→ **Task to carry out**: Leave the images aside and repeat the whole listing exactly.

→ **Records provided**:

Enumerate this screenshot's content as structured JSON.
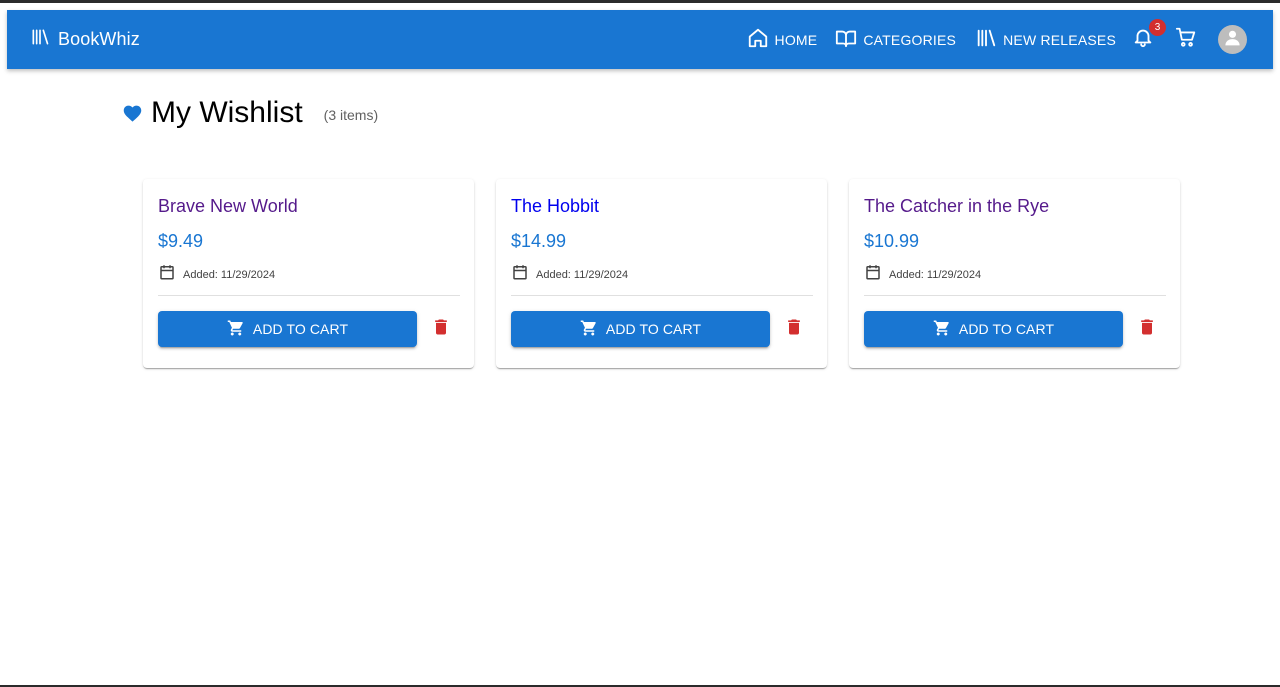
{
  "app": {
    "title": "BookWhiz",
    "logo_icon": "library-icon"
  },
  "nav": {
    "items": [
      {
        "label": "HOME",
        "icon": "home-icon"
      },
      {
        "label": "CATEGORIES",
        "icon": "book-open-icon"
      },
      {
        "label": "NEW RELEASES",
        "icon": "library-icon"
      }
    ],
    "notifications": {
      "icon": "bell-icon",
      "count": "3"
    },
    "cart": {
      "icon": "cart-icon"
    },
    "account": {
      "icon": "avatar-icon"
    }
  },
  "page": {
    "title": "My Wishlist",
    "title_icon": "heart-icon",
    "count_text": "(3 items)"
  },
  "wishlist": [
    {
      "title": "Brave New World",
      "price": "$9.49",
      "added": "Added: 11/29/2024",
      "button": "ADD TO CART"
    },
    {
      "title": "The Hobbit",
      "price": "$14.99",
      "added": "Added: 11/29/2024",
      "button": "ADD TO CART"
    },
    {
      "title": "The Catcher in the Rye",
      "price": "$10.99",
      "added": "Added: 11/29/2024",
      "button": "ADD TO CART"
    }
  ],
  "colors": {
    "primary": "#1976d2",
    "danger": "#d32f2f",
    "visited_link": "#551a8b",
    "unvisited_link": "#0000ee"
  }
}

→ **Exercise result**:
Enumerate this screenshot's content as structured JSON.
{
  "app": {
    "title": "BookWhiz",
    "logo_icon": "library-icon"
  },
  "nav": {
    "items": [
      {
        "label": "HOME",
        "icon": "home-icon"
      },
      {
        "label": "CATEGORIES",
        "icon": "book-open-icon"
      },
      {
        "label": "NEW RELEASES",
        "icon": "library-icon"
      }
    ],
    "notifications": {
      "icon": "bell-icon",
      "count": "3"
    },
    "cart": {
      "icon": "cart-icon"
    },
    "account": {
      "icon": "avatar-icon"
    }
  },
  "page": {
    "title": "My Wishlist",
    "title_icon": "heart-icon",
    "count_text": "(3 items)"
  },
  "wishlist": [
    {
      "title": "Brave New World",
      "price": "$9.49",
      "added": "Added: 11/29/2024",
      "button": "ADD TO CART"
    },
    {
      "title": "The Hobbit",
      "price": "$14.99",
      "added": "Added: 11/29/2024",
      "button": "ADD TO CART"
    },
    {
      "title": "The Catcher in the Rye",
      "price": "$10.99",
      "added": "Added: 11/29/2024",
      "button": "ADD TO CART"
    }
  ],
  "colors": {
    "primary": "#1976d2",
    "danger": "#d32f2f",
    "visited_link": "#551a8b",
    "unvisited_link": "#0000ee"
  }
}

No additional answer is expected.